Brief -
Search the material for the word "DETECTION" and report each line where it turns up.

Input material -
■ ■ ■ ■ ■ ■ ■

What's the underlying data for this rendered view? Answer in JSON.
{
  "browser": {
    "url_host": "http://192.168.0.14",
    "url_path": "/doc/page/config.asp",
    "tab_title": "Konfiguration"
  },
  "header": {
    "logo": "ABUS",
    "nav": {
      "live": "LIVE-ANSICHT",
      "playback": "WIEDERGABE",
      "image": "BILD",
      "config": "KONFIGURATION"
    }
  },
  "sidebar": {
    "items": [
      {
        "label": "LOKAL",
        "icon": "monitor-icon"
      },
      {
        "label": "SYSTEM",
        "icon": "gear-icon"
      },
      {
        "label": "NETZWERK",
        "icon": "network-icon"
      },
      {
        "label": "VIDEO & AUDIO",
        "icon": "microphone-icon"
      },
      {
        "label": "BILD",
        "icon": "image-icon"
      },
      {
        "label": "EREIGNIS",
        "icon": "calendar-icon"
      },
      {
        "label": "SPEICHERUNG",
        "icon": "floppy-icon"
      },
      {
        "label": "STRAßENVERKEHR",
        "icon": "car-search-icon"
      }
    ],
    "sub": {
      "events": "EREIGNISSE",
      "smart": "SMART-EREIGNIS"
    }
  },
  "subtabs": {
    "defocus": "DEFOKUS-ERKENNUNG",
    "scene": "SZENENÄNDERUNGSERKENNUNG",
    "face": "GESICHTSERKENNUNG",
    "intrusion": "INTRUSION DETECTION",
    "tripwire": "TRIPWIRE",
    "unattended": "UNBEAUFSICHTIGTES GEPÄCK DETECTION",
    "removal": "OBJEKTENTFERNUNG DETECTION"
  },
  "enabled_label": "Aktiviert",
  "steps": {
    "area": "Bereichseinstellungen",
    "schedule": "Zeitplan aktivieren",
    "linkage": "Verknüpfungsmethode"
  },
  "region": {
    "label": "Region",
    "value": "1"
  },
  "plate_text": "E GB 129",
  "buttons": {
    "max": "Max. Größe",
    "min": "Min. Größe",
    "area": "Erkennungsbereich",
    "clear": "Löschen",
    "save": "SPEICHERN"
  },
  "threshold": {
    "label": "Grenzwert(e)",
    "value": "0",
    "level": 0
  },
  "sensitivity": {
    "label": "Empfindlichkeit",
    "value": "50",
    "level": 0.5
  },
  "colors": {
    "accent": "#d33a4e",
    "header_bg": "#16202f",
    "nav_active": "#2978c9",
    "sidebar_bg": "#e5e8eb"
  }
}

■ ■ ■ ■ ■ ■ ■

Written solution -
    "intrusion": "INTRUSION DETECTION",
    "unattended": "UNBEAUFSICHTIGTES GEPÄCK DETECTION",
    "removal": "OBJEKTENTFERNUNG DETECTION"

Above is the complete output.